◆ Records from a data collection
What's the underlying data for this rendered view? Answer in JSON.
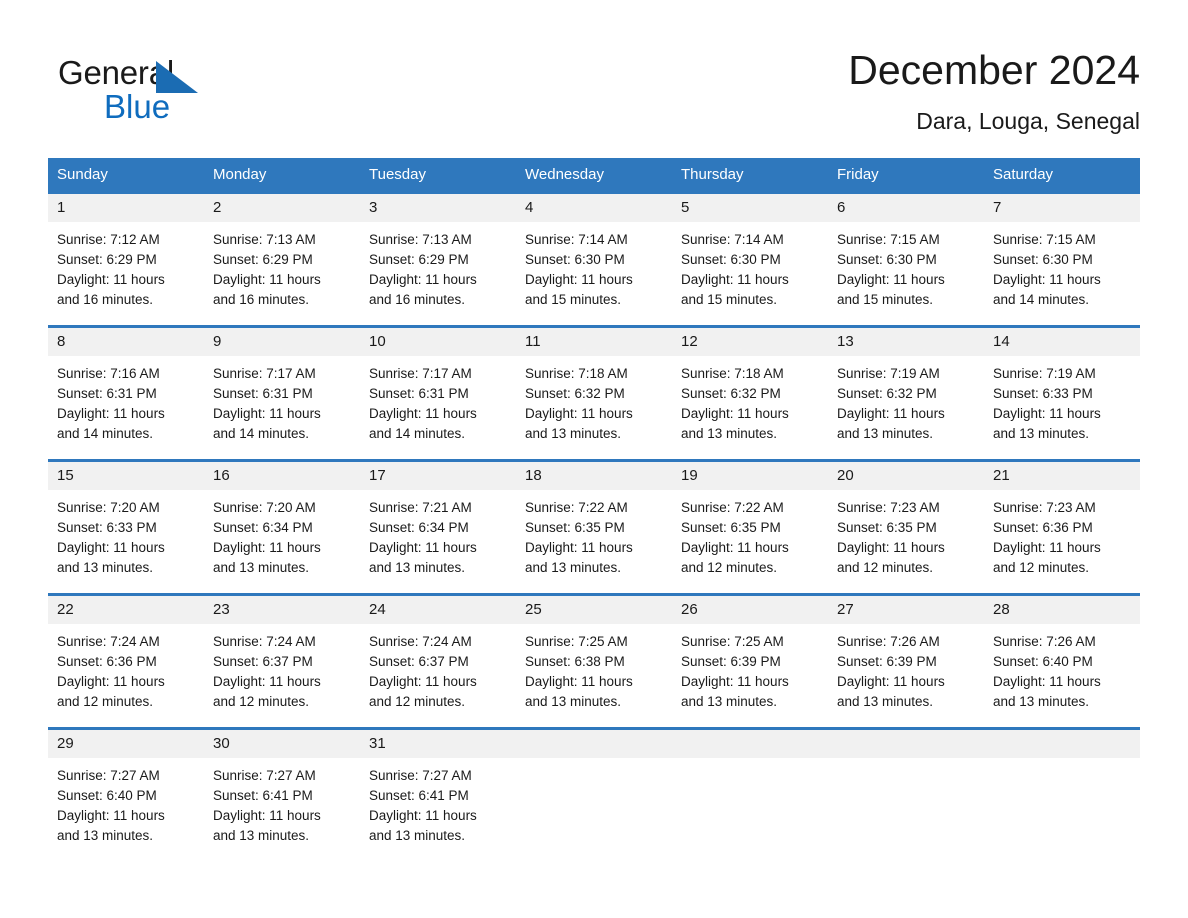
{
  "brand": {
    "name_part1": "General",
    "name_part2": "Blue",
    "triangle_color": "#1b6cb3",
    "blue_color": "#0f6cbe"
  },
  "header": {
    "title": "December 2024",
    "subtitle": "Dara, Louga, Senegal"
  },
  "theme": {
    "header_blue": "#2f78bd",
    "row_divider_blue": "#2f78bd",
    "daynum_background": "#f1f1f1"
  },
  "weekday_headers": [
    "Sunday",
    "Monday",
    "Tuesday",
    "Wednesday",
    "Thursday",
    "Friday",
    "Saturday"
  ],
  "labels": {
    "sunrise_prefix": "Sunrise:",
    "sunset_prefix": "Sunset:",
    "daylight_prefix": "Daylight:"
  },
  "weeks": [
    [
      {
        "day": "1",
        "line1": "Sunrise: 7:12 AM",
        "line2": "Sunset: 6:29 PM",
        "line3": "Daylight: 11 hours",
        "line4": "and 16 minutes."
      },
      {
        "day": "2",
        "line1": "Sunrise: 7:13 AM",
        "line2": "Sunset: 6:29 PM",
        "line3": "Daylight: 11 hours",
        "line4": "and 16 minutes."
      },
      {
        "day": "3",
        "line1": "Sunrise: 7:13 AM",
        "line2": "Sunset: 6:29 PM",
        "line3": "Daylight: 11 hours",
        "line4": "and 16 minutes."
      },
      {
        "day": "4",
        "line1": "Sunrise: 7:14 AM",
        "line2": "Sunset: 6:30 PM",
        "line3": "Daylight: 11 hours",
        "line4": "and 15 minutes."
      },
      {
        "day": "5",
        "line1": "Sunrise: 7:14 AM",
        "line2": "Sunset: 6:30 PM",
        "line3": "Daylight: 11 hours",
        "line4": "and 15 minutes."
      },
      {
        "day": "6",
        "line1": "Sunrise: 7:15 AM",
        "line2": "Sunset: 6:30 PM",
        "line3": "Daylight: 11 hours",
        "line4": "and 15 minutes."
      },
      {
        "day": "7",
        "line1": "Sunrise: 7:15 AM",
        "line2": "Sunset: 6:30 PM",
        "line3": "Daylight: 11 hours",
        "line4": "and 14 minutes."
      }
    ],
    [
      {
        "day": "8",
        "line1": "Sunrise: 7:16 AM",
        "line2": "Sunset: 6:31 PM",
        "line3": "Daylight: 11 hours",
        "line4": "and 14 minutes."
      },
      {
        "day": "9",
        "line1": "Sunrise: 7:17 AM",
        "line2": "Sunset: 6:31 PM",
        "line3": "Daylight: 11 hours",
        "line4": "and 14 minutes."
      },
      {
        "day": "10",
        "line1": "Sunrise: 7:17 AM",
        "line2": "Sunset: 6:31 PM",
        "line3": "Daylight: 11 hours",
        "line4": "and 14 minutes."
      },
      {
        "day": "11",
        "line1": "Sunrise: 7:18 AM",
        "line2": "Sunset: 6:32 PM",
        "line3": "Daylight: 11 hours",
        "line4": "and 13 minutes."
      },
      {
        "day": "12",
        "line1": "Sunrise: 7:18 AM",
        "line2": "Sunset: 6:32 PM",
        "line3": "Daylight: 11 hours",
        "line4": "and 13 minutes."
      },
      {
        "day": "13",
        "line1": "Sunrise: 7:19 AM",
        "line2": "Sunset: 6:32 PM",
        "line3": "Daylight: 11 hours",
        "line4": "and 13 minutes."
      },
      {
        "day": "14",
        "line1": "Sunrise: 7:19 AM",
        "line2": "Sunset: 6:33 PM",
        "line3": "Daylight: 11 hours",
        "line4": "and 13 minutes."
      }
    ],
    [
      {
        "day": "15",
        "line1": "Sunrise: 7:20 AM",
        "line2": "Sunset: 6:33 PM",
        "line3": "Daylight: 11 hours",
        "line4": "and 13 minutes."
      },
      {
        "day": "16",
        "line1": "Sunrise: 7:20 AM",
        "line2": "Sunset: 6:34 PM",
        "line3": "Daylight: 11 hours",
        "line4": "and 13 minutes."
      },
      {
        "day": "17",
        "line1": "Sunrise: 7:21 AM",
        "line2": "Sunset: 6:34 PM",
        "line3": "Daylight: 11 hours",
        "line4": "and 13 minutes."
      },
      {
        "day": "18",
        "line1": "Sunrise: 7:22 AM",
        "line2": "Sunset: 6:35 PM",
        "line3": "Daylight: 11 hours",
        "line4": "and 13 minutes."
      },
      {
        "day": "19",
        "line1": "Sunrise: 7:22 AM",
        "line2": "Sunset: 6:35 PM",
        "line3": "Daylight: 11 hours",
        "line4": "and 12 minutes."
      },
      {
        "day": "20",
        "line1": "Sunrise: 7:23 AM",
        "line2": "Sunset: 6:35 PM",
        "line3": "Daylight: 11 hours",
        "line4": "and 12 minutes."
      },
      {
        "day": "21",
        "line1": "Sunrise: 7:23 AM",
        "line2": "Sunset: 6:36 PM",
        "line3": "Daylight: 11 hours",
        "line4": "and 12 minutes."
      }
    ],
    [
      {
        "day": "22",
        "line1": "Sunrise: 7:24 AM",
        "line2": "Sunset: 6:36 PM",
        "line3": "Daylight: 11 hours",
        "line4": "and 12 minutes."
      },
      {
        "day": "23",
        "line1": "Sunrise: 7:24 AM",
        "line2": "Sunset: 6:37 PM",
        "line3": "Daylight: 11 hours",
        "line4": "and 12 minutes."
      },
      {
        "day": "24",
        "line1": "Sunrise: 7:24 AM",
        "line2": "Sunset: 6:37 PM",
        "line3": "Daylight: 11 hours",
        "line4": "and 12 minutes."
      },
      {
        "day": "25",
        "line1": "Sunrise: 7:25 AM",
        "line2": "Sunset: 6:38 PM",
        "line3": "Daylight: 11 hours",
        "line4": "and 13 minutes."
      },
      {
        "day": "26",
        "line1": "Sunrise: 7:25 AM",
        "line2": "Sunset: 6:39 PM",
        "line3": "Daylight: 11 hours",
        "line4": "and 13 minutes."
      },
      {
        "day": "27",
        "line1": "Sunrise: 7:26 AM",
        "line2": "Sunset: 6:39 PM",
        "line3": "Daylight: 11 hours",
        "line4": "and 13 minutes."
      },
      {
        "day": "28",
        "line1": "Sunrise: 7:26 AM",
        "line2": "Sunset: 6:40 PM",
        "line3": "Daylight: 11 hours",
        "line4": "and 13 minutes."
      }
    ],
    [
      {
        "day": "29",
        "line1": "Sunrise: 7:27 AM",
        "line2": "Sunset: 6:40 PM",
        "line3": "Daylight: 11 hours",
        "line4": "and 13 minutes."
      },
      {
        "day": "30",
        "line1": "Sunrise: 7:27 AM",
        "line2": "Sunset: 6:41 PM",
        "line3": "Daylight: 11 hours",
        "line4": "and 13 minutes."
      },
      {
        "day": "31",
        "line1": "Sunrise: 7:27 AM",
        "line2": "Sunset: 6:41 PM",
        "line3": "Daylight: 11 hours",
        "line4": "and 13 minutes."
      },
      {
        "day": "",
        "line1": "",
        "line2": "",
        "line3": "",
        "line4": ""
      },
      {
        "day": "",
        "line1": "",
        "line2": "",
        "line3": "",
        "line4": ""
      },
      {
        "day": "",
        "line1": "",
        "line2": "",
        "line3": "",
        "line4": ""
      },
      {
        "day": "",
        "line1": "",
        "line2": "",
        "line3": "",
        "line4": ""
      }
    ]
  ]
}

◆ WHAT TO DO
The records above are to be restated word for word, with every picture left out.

◆ RESPONSE AREA
What's the underlying data for this rendered view? Answer in JSON.
{
  "brand": {
    "name_part1": "General",
    "name_part2": "Blue",
    "triangle_color": "#1b6cb3",
    "blue_color": "#0f6cbe"
  },
  "header": {
    "title": "December 2024",
    "subtitle": "Dara, Louga, Senegal"
  },
  "theme": {
    "header_blue": "#2f78bd",
    "row_divider_blue": "#2f78bd",
    "daynum_background": "#f1f1f1"
  },
  "weekday_headers": [
    "Sunday",
    "Monday",
    "Tuesday",
    "Wednesday",
    "Thursday",
    "Friday",
    "Saturday"
  ],
  "labels": {
    "sunrise_prefix": "Sunrise:",
    "sunset_prefix": "Sunset:",
    "daylight_prefix": "Daylight:"
  },
  "weeks": [
    [
      {
        "day": "1",
        "line1": "Sunrise: 7:12 AM",
        "line2": "Sunset: 6:29 PM",
        "line3": "Daylight: 11 hours",
        "line4": "and 16 minutes."
      },
      {
        "day": "2",
        "line1": "Sunrise: 7:13 AM",
        "line2": "Sunset: 6:29 PM",
        "line3": "Daylight: 11 hours",
        "line4": "and 16 minutes."
      },
      {
        "day": "3",
        "line1": "Sunrise: 7:13 AM",
        "line2": "Sunset: 6:29 PM",
        "line3": "Daylight: 11 hours",
        "line4": "and 16 minutes."
      },
      {
        "day": "4",
        "line1": "Sunrise: 7:14 AM",
        "line2": "Sunset: 6:30 PM",
        "line3": "Daylight: 11 hours",
        "line4": "and 15 minutes."
      },
      {
        "day": "5",
        "line1": "Sunrise: 7:14 AM",
        "line2": "Sunset: 6:30 PM",
        "line3": "Daylight: 11 hours",
        "line4": "and 15 minutes."
      },
      {
        "day": "6",
        "line1": "Sunrise: 7:15 AM",
        "line2": "Sunset: 6:30 PM",
        "line3": "Daylight: 11 hours",
        "line4": "and 15 minutes."
      },
      {
        "day": "7",
        "line1": "Sunrise: 7:15 AM",
        "line2": "Sunset: 6:30 PM",
        "line3": "Daylight: 11 hours",
        "line4": "and 14 minutes."
      }
    ],
    [
      {
        "day": "8",
        "line1": "Sunrise: 7:16 AM",
        "line2": "Sunset: 6:31 PM",
        "line3": "Daylight: 11 hours",
        "line4": "and 14 minutes."
      },
      {
        "day": "9",
        "line1": "Sunrise: 7:17 AM",
        "line2": "Sunset: 6:31 PM",
        "line3": "Daylight: 11 hours",
        "line4": "and 14 minutes."
      },
      {
        "day": "10",
        "line1": "Sunrise: 7:17 AM",
        "line2": "Sunset: 6:31 PM",
        "line3": "Daylight: 11 hours",
        "line4": "and 14 minutes."
      },
      {
        "day": "11",
        "line1": "Sunrise: 7:18 AM",
        "line2": "Sunset: 6:32 PM",
        "line3": "Daylight: 11 hours",
        "line4": "and 13 minutes."
      },
      {
        "day": "12",
        "line1": "Sunrise: 7:18 AM",
        "line2": "Sunset: 6:32 PM",
        "line3": "Daylight: 11 hours",
        "line4": "and 13 minutes."
      },
      {
        "day": "13",
        "line1": "Sunrise: 7:19 AM",
        "line2": "Sunset: 6:32 PM",
        "line3": "Daylight: 11 hours",
        "line4": "and 13 minutes."
      },
      {
        "day": "14",
        "line1": "Sunrise: 7:19 AM",
        "line2": "Sunset: 6:33 PM",
        "line3": "Daylight: 11 hours",
        "line4": "and 13 minutes."
      }
    ],
    [
      {
        "day": "15",
        "line1": "Sunrise: 7:20 AM",
        "line2": "Sunset: 6:33 PM",
        "line3": "Daylight: 11 hours",
        "line4": "and 13 minutes."
      },
      {
        "day": "16",
        "line1": "Sunrise: 7:20 AM",
        "line2": "Sunset: 6:34 PM",
        "line3": "Daylight: 11 hours",
        "line4": "and 13 minutes."
      },
      {
        "day": "17",
        "line1": "Sunrise: 7:21 AM",
        "line2": "Sunset: 6:34 PM",
        "line3": "Daylight: 11 hours",
        "line4": "and 13 minutes."
      },
      {
        "day": "18",
        "line1": "Sunrise: 7:22 AM",
        "line2": "Sunset: 6:35 PM",
        "line3": "Daylight: 11 hours",
        "line4": "and 13 minutes."
      },
      {
        "day": "19",
        "line1": "Sunrise: 7:22 AM",
        "line2": "Sunset: 6:35 PM",
        "line3": "Daylight: 11 hours",
        "line4": "and 12 minutes."
      },
      {
        "day": "20",
        "line1": "Sunrise: 7:23 AM",
        "line2": "Sunset: 6:35 PM",
        "line3": "Daylight: 11 hours",
        "line4": "and 12 minutes."
      },
      {
        "day": "21",
        "line1": "Sunrise: 7:23 AM",
        "line2": "Sunset: 6:36 PM",
        "line3": "Daylight: 11 hours",
        "line4": "and 12 minutes."
      }
    ],
    [
      {
        "day": "22",
        "line1": "Sunrise: 7:24 AM",
        "line2": "Sunset: 6:36 PM",
        "line3": "Daylight: 11 hours",
        "line4": "and 12 minutes."
      },
      {
        "day": "23",
        "line1": "Sunrise: 7:24 AM",
        "line2": "Sunset: 6:37 PM",
        "line3": "Daylight: 11 hours",
        "line4": "and 12 minutes."
      },
      {
        "day": "24",
        "line1": "Sunrise: 7:24 AM",
        "line2": "Sunset: 6:37 PM",
        "line3": "Daylight: 11 hours",
        "line4": "and 12 minutes."
      },
      {
        "day": "25",
        "line1": "Sunrise: 7:25 AM",
        "line2": "Sunset: 6:38 PM",
        "line3": "Daylight: 11 hours",
        "line4": "and 13 minutes."
      },
      {
        "day": "26",
        "line1": "Sunrise: 7:25 AM",
        "line2": "Sunset: 6:39 PM",
        "line3": "Daylight: 11 hours",
        "line4": "and 13 minutes."
      },
      {
        "day": "27",
        "line1": "Sunrise: 7:26 AM",
        "line2": "Sunset: 6:39 PM",
        "line3": "Daylight: 11 hours",
        "line4": "and 13 minutes."
      },
      {
        "day": "28",
        "line1": "Sunrise: 7:26 AM",
        "line2": "Sunset: 6:40 PM",
        "line3": "Daylight: 11 hours",
        "line4": "and 13 minutes."
      }
    ],
    [
      {
        "day": "29",
        "line1": "Sunrise: 7:27 AM",
        "line2": "Sunset: 6:40 PM",
        "line3": "Daylight: 11 hours",
        "line4": "and 13 minutes."
      },
      {
        "day": "30",
        "line1": "Sunrise: 7:27 AM",
        "line2": "Sunset: 6:41 PM",
        "line3": "Daylight: 11 hours",
        "line4": "and 13 minutes."
      },
      {
        "day": "31",
        "line1": "Sunrise: 7:27 AM",
        "line2": "Sunset: 6:41 PM",
        "line3": "Daylight: 11 hours",
        "line4": "and 13 minutes."
      },
      {
        "day": "",
        "line1": "",
        "line2": "",
        "line3": "",
        "line4": ""
      },
      {
        "day": "",
        "line1": "",
        "line2": "",
        "line3": "",
        "line4": ""
      },
      {
        "day": "",
        "line1": "",
        "line2": "",
        "line3": "",
        "line4": ""
      },
      {
        "day": "",
        "line1": "",
        "line2": "",
        "line3": "",
        "line4": ""
      }
    ]
  ]
}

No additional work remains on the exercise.